As with McColl, Evans has strong opinions on the role banks and corporations should play in supporting schools and health and human services programs in addition to the arts.
He says the need for bank and corporate philanthropy is greater than ever before as the country struggles to recover from "the worst recession since the Great Depression."
At the same time, banks give much more than people realize. "I don’t think the public fully understands the role banks are playing in the community. Very little is said of the good they are doing. I am not sure that philanthropy (by banks) is a story that people want to hear, but it is a very important story," he says.
Evans says arts programs like Spoleto, which has helped transform Charleston into a major international tourist destination, "would not exist without the (philanthropic) help of banks." Wells Fargo, for example, sponsors the festival's jazz series and Bank of America supports the festival's popular chamber music series.
"People lose sight of the fact that banks are at the forefront of supporting everything going on in the community. (This) is both practical and the right thing to do. This has always been a part of banking. What makes it difficult right now," he adds, "is the fact that the need has never been greater. In the arts, you have fewer people now who can contribute.” And in health and human services, "we have so many people who need help."
That said, this year Evans will be placing a special focus on Spoleto as it enters its 36th year: a drive to raise over $100 million to replace Charleston's 1970's era Gaillard Auditorium with a newer, grander, modern, major performing arts center.

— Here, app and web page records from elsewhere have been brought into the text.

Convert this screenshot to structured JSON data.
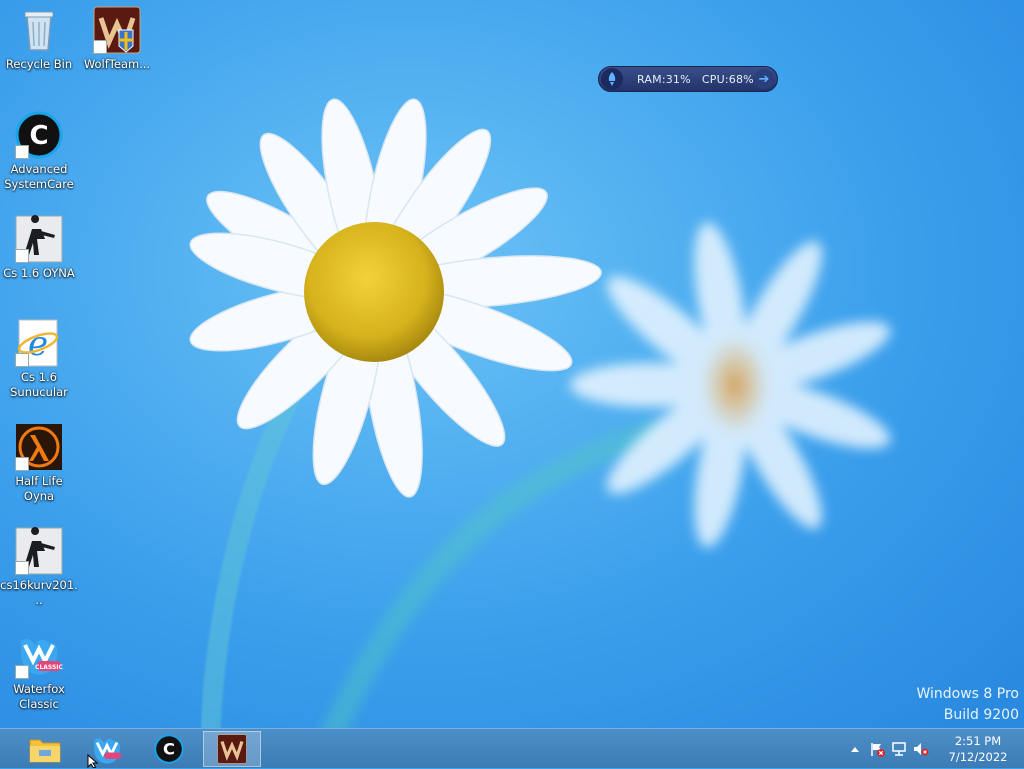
{
  "desktop": {
    "icons": [
      {
        "label": "Recycle Bin",
        "icon": "recycle-bin-icon"
      },
      {
        "label": "WolfTeam...",
        "icon": "wolfteam-icon"
      },
      {
        "label": "Advanced SystemCare",
        "icon": "advanced-systemcare-icon"
      },
      {
        "label": "Cs 1.6 OYNA",
        "icon": "counter-strike-icon"
      },
      {
        "label": "Cs 1.6 Sunucular",
        "icon": "internet-explorer-icon"
      },
      {
        "label": "Half Life Oyna",
        "icon": "half-life-icon"
      },
      {
        "label": "cs16kurv201...",
        "icon": "counter-strike-icon"
      },
      {
        "label": "Waterfox Classic",
        "icon": "waterfox-icon"
      }
    ]
  },
  "gadget": {
    "ram_label": "RAM:",
    "ram_value": "31",
    "cpu_label": "CPU:",
    "cpu_value": "68",
    "unit": "%"
  },
  "watermark": {
    "line1": "Windows 8 Pro",
    "line2": "Build 9200"
  },
  "taskbar": {
    "pinned": [
      "file-explorer-icon",
      "waterfox-icon",
      "advanced-systemcare-icon",
      "wolfteam-icon"
    ],
    "active_index": 3,
    "tray": [
      "show-hidden-icons-chevron",
      "action-center-flag-icon",
      "network-icon",
      "volume-muted-icon"
    ],
    "clock_time": "2:51 PM",
    "clock_date": "7/12/2022"
  },
  "colors": {
    "desktop_blue": "#2e96e6",
    "taskbar_blue": "#4586c0",
    "gadget_navy": "#22336a"
  }
}
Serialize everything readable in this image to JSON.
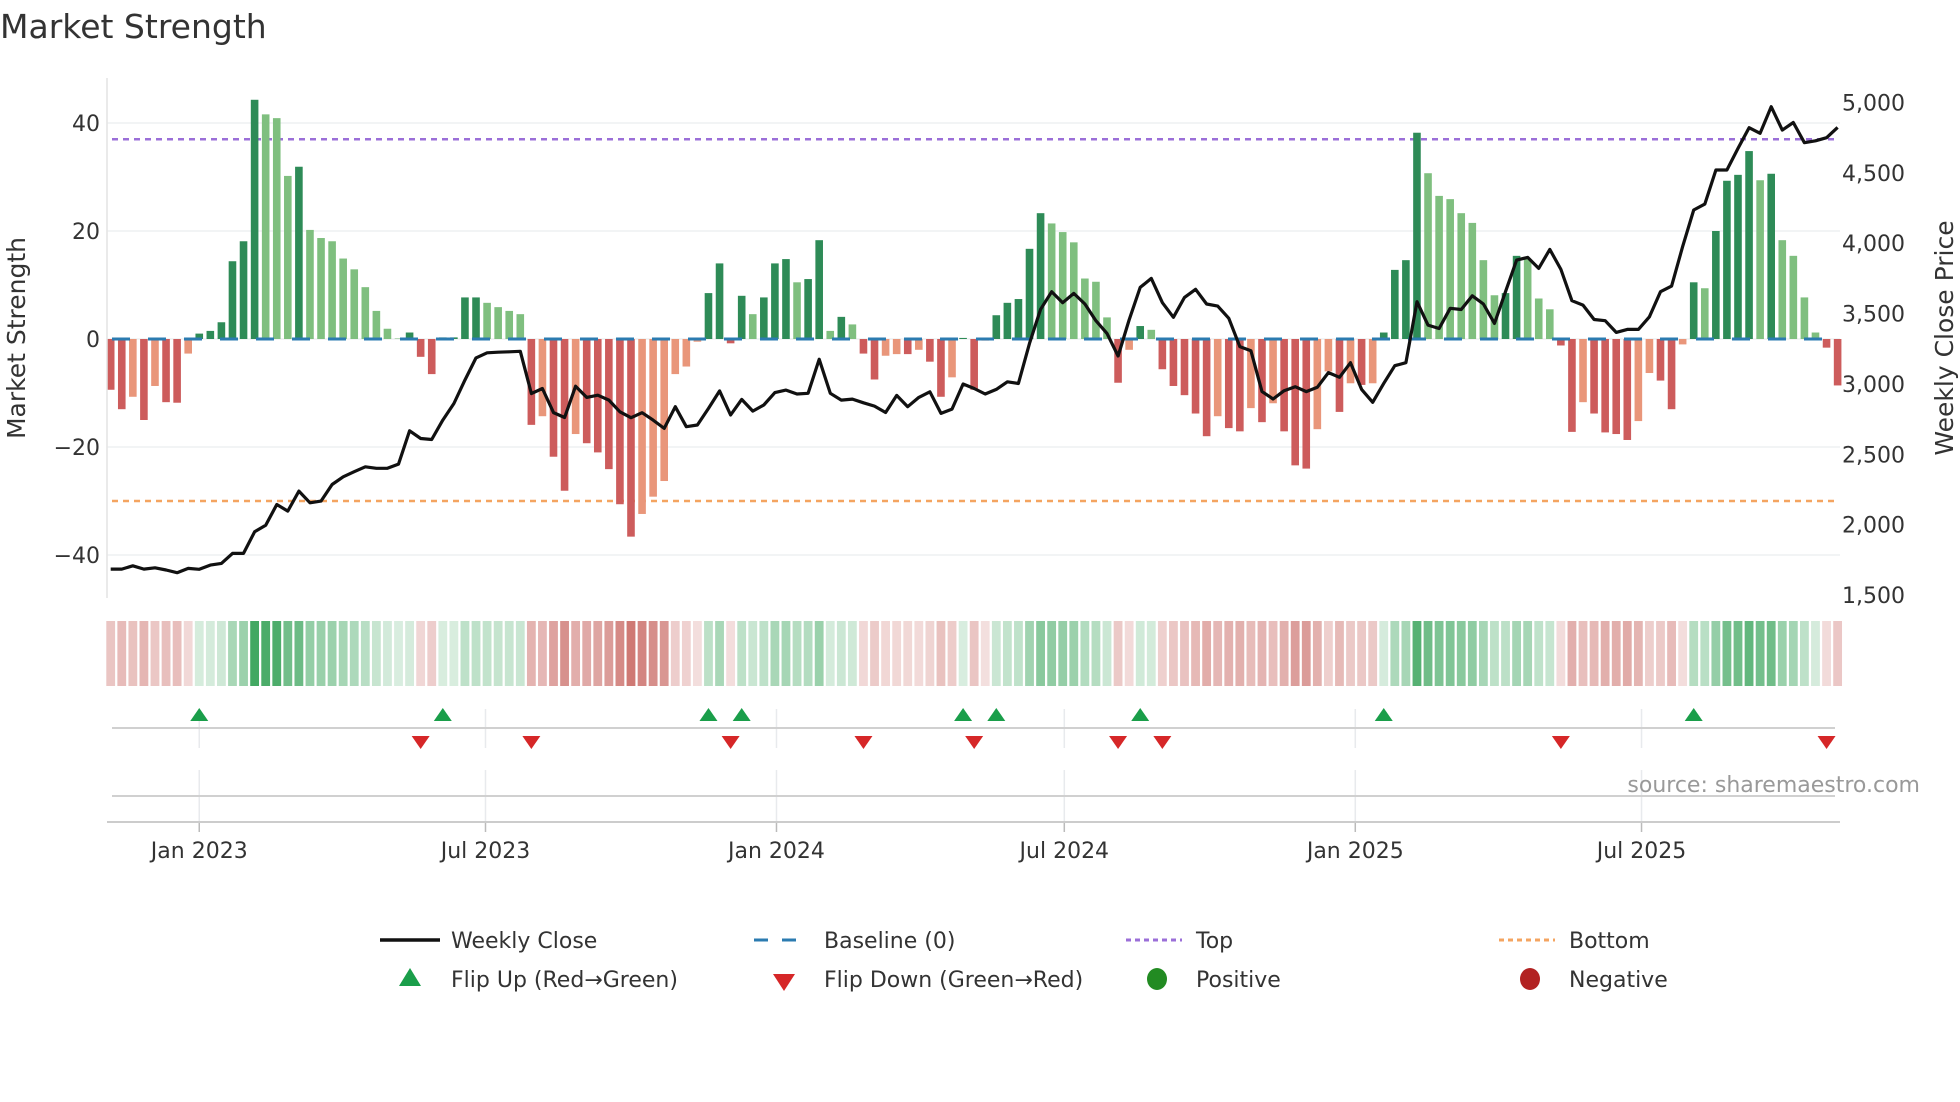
{
  "title": "Market Strength",
  "source": "source: sharemaestro.com",
  "legend": {
    "weekly_close": "Weekly Close",
    "baseline": "Baseline (0)",
    "top": "Top",
    "bottom": "Bottom",
    "flip_up": "Flip Up (Red→Green)",
    "flip_down": "Flip Down (Green→Red)",
    "positive": "Positive",
    "negative": "Negative"
  },
  "colors": {
    "strong_green": "#2e8b57",
    "weak_green": "#7fbf7f",
    "strong_red": "#cd5c5c",
    "weak_red": "#e9967a",
    "baseline": "#2b7bb0",
    "top": "#9b6fd8",
    "bottom": "#f4a460",
    "flip_up": "#1a9e4a",
    "flip_down": "#d62728",
    "positive": "#228b22",
    "negative": "#b22222",
    "close": "#111111"
  },
  "chart_data": {
    "type": "bar",
    "title": "Market Strength",
    "ylabel": "Market Strength",
    "y2label": "Weekly Close Price",
    "x_start": "2022-11-06",
    "x_step_days": 7,
    "ylim": [
      -48,
      48
    ],
    "y2lim": [
      1486,
      5160
    ],
    "yticks": [
      40,
      20,
      0,
      -20,
      -40
    ],
    "ytick_labels": [
      "40",
      "20",
      "0",
      "−20",
      "−40"
    ],
    "y2ticks": [
      5000,
      4500,
      4000,
      3500,
      3000,
      2500,
      2000,
      1500
    ],
    "y2tick_labels": [
      "5,000",
      "4,500",
      "4,000",
      "3,500",
      "3,000",
      "2,500",
      "2,000",
      "1,500"
    ],
    "xticks": [
      {
        "date": "2023-01-01",
        "label": "Jan 2023"
      },
      {
        "date": "2023-07-01",
        "label": "Jul 2023"
      },
      {
        "date": "2024-01-01",
        "label": "Jan 2024"
      },
      {
        "date": "2024-07-01",
        "label": "Jul 2024"
      },
      {
        "date": "2025-01-01",
        "label": "Jan 2025"
      },
      {
        "date": "2025-07-01",
        "label": "Jul 2025"
      }
    ],
    "baseline": 0,
    "top": 37,
    "bottom": -30,
    "strength": [
      -9.4,
      -13,
      -10.7,
      -15,
      -8.7,
      -11.7,
      -11.8,
      -2.7,
      1,
      1.5,
      3.1,
      14.4,
      18.1,
      44.3,
      41.6,
      40.9,
      30.2,
      31.9,
      20.2,
      18.7,
      18.1,
      14.9,
      12.9,
      9.6,
      5.2,
      1.9,
      0.1,
      1.2,
      -3.3,
      -6.5,
      0.3,
      0.3,
      7.7,
      7.7,
      6.7,
      5.9,
      5.2,
      4.6,
      -15.9,
      -14.3,
      -21.8,
      -28.1,
      -17.6,
      -19.3,
      -21,
      -24.1,
      -30.6,
      -36.6,
      -32.4,
      -29.2,
      -26.3,
      -6.5,
      -5.1,
      -0.5,
      8.5,
      14,
      -0.8,
      8,
      4.6,
      7.7,
      14,
      14.8,
      10.5,
      11.1,
      18.3,
      1.5,
      4.1,
      2.7,
      -2.7,
      -7.5,
      -3.1,
      -2.8,
      -2.8,
      -2,
      -4.2,
      -10.7,
      -7.1,
      0.2,
      -9.4,
      -0.3,
      4.4,
      6.7,
      7.4,
      16.7,
      23.3,
      21.4,
      19.8,
      17.9,
      11.2,
      10.6,
      4,
      -8.1,
      -2,
      2.4,
      1.7,
      -5.6,
      -8.7,
      -10.4,
      -13.8,
      -18,
      -14.3,
      -16.5,
      -17.1,
      -12.8,
      -15.4,
      -11.9,
      -17.1,
      -23.4,
      -24,
      -16.7,
      -6,
      -13.5,
      -8.2,
      -8.5,
      -8.2,
      1.2,
      12.8,
      14.6,
      38.2,
      30.7,
      26.5,
      25.9,
      23.3,
      21.5,
      14.6,
      8.1,
      8.5,
      15.4,
      14.8,
      7.5,
      5.5,
      -1.2,
      -17.2,
      -11.7,
      -13.8,
      -17.3,
      -17.6,
      -18.7,
      -15.2,
      -6.3,
      -7.7,
      -13,
      -1,
      10.5,
      9.4,
      20,
      29.3,
      30.4,
      34.8,
      29.4,
      30.6,
      18.3,
      15.4,
      7.7,
      1.2,
      -1.6,
      -8.6
    ],
    "weekly_close": [
      1684,
      1684,
      1707,
      1684,
      1693,
      1677,
      1658,
      1689,
      1682,
      1712,
      1724,
      1795,
      1795,
      1949,
      1996,
      2143,
      2096,
      2238,
      2155,
      2167,
      2285,
      2340,
      2376,
      2411,
      2400,
      2400,
      2430,
      2667,
      2612,
      2605,
      2743,
      2861,
      3027,
      3185,
      3221,
      3225,
      3228,
      3232,
      2931,
      2967,
      2796,
      2761,
      2984,
      2904,
      2920,
      2885,
      2802,
      2760,
      2795,
      2743,
      2684,
      2838,
      2696,
      2708,
      2826,
      2950,
      2779,
      2890,
      2807,
      2850,
      2938,
      2956,
      2928,
      2933,
      3175,
      2933,
      2885,
      2892,
      2866,
      2842,
      2797,
      2918,
      2838,
      2904,
      2944,
      2790,
      2821,
      2999,
      2967,
      2928,
      2961,
      3015,
      3003,
      3288,
      3530,
      3655,
      3577,
      3643,
      3568,
      3449,
      3359,
      3198,
      3454,
      3686,
      3750,
      3577,
      3473,
      3615,
      3672,
      3568,
      3553,
      3466,
      3265,
      3236,
      2945,
      2893,
      2952,
      2980,
      2945,
      2976,
      3080,
      3047,
      3151,
      2961,
      2869,
      3004,
      3129,
      3151,
      3584,
      3418,
      3394,
      3537,
      3529,
      3626,
      3568,
      3430,
      3655,
      3880,
      3899,
      3821,
      3956,
      3814,
      3591,
      3560,
      3458,
      3449,
      3366,
      3387,
      3387,
      3477,
      3655,
      3695,
      3975,
      4236,
      4278,
      4520,
      4520,
      4674,
      4821,
      4781,
      4970,
      4804,
      4858,
      4714,
      4728,
      4750,
      4823
    ]
  }
}
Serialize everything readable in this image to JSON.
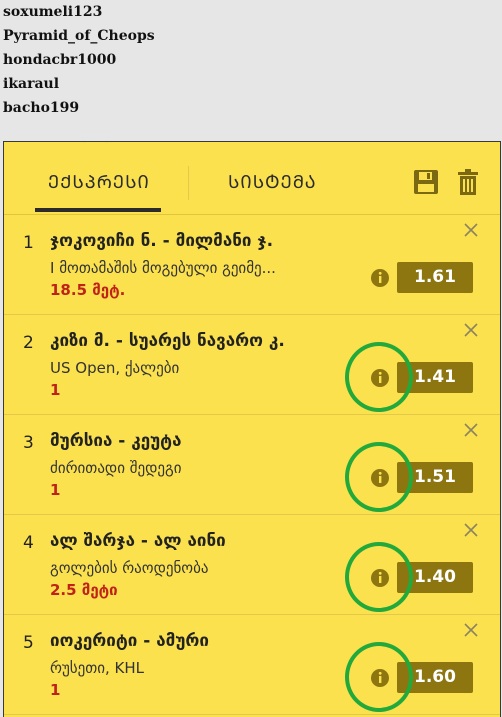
{
  "usernames": [
    "soxumeli123",
    "Pyramid_of_Cheops",
    "hondacbr1000",
    "ikaraul",
    "bacho199"
  ],
  "tabs": {
    "express": "ᲔᲥᲡᲞᲠᲔᲡᲘ",
    "system": "ᲡᲘᲡᲢᲔᲛᲐ"
  },
  "icons": {
    "save": "save-icon",
    "trash": "trash-icon",
    "close": "close-icon",
    "info": "info-icon"
  },
  "colors": {
    "panel": "#fbe14e",
    "odds_bg": "#8d7510",
    "highlight": "#23a93b",
    "pick_text": "#c0221a"
  },
  "bets": [
    {
      "num": "1",
      "teams": "ჯოკოვიჩი ნ. - მილმანი ჯ.",
      "market": "I მოთამაშის მოგებული გეიმე...",
      "pick": "18.5 მეტ.",
      "odds": "1.61",
      "highlighted": false
    },
    {
      "num": "2",
      "teams": "კიზი მ. - სუარეს ნავარო კ.",
      "market": "US Open, ქალები",
      "pick": "1",
      "odds": "1.41",
      "highlighted": true
    },
    {
      "num": "3",
      "teams": "მურსია - კეუტა",
      "market": "ძირითადი შედეგი",
      "pick": "1",
      "odds": "1.51",
      "highlighted": true
    },
    {
      "num": "4",
      "teams": "ალ შარჯა - ალ აინი",
      "market": "გოლების რაოდენობა",
      "pick": "2.5 მეტი",
      "odds": "1.40",
      "highlighted": true
    },
    {
      "num": "5",
      "teams": "იოკერიტი - ამური",
      "market": "რუსეთი, KHL",
      "pick": "1",
      "odds": "1.60",
      "highlighted": true
    }
  ]
}
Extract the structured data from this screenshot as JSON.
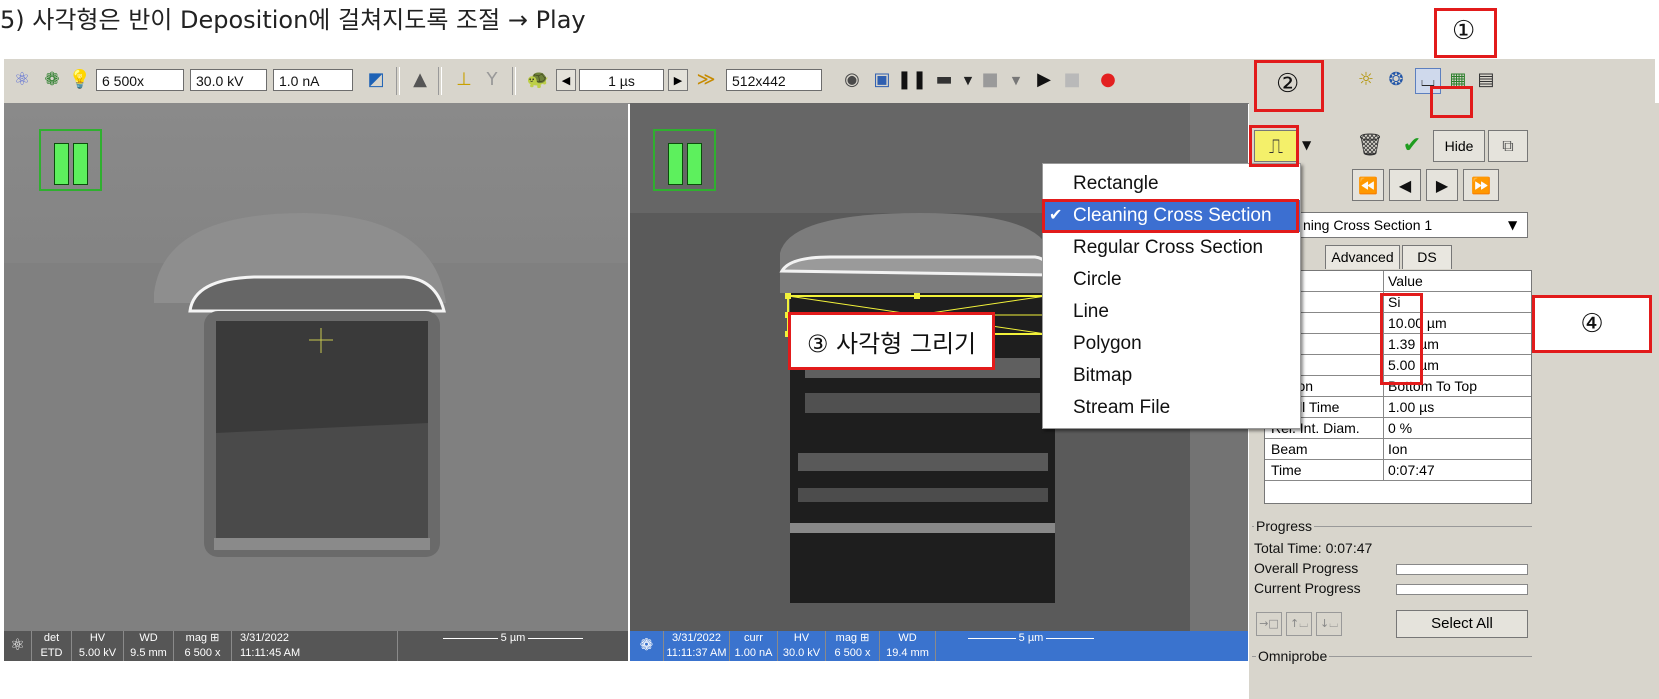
{
  "title": "5)   사각형은 반이 Deposition에 걸쳐지도록 조절 → Play",
  "toolbar": {
    "magnification": "6 500x",
    "hv": "30.0 kV",
    "current": "1.0 nA",
    "dwell": "1 µs",
    "resolution": "512x442"
  },
  "electron_image": {
    "databar": {
      "det_label": "det",
      "det_value": "ETD",
      "hv_label": "HV",
      "hv_value": "5.00 kV",
      "wd_label": "WD",
      "wd_value": "9.5 mm",
      "mag_label": "mag ⊞",
      "mag_value": "6 500 x",
      "date": "3/31/2022",
      "time": "11:11:45 AM",
      "scale": "5 µm"
    }
  },
  "ion_image": {
    "databar": {
      "date": "3/31/2022",
      "time": "11:11:37 AM",
      "curr_label": "curr",
      "curr_value": "1.00 nA",
      "hv_label": "HV",
      "hv_value": "30.0 kV",
      "mag_label": "mag ⊞",
      "mag_value": "6 500 x",
      "wd_label": "WD",
      "wd_value": "19.4 mm",
      "scale": "5 µm"
    }
  },
  "dropdown_menu": {
    "items": [
      {
        "label": "Rectangle",
        "selected": false
      },
      {
        "label": "Cleaning Cross Section",
        "selected": true
      },
      {
        "label": "Regular Cross Section",
        "selected": false
      },
      {
        "label": "Circle",
        "selected": false
      },
      {
        "label": "Line",
        "selected": false
      },
      {
        "label": "Polygon",
        "selected": false
      },
      {
        "label": "Bitmap",
        "selected": false
      },
      {
        "label": "Stream File",
        "selected": false
      }
    ]
  },
  "pattern_panel": {
    "hide_label": "Hide",
    "pattern_select_value": "ning Cross Section 1",
    "tabs": [
      "Advanced",
      "DS"
    ],
    "value_header": "Value",
    "rows": [
      {
        "name": "tion",
        "value": "Si"
      },
      {
        "name": "",
        "value": "10.00 µm"
      },
      {
        "name": "",
        "value": "1.39 µm"
      },
      {
        "name": "",
        "value": "5.00 µm"
      },
      {
        "name": "rection",
        "value": "Bottom To Top"
      },
      {
        "name": "Dwell Time",
        "value": "1.00 µs"
      },
      {
        "name": "Rel. Int. Diam.",
        "value": "0 %"
      },
      {
        "name": "Beam",
        "value": "Ion"
      },
      {
        "name": "Time",
        "value": "0:07:47"
      }
    ],
    "progress": {
      "group_label": "Progress",
      "total_time": "Total Time:  0:07:47",
      "overall": "Overall Progress",
      "current": "Current Progress",
      "overall_fraction": 0,
      "current_fraction": 0
    },
    "select_all": "Select All",
    "omniprobe": "Omniprobe"
  },
  "annotations": {
    "n1": "①",
    "n2": "②",
    "n3": "③ 사각형 그리기",
    "n4": "④"
  },
  "colors": {
    "annotation_red": "#e21b1b",
    "highlight_blue": "#3c6fd1",
    "pattern_yellow": "#f2f23a",
    "pause_green": "#5df05d",
    "ion_databar_blue": "#3a73ce"
  }
}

"Spoleto is not just about selling tickets," says Evans. "It's also about introducing cutting-edge, unknown, or lesser known artists and art forms, which may represent major trends of tomorrow." The 2011 festival included avant-garde dance and theater productions and the 2012 season – which is being announced this month – includes the premiere of a new opera by a major contemporary composer and the return of the legendary Alvin Ailey American Dance Theatre performing for the festival's opening weekend.
Evans is quick to point out that programs such as Spoleto bring vibrancy to a region. This, he says, adds to quality of life. That, in turn, attracts additional employers. Thus, philanthropic seed funds given to arts organizations have the potential to grow into major economic drivers.
Evans adds that banks and corporate America need to support health and human services programs as well as the arts. "Both are important. You can't have a great community if you have one but don’t have the other."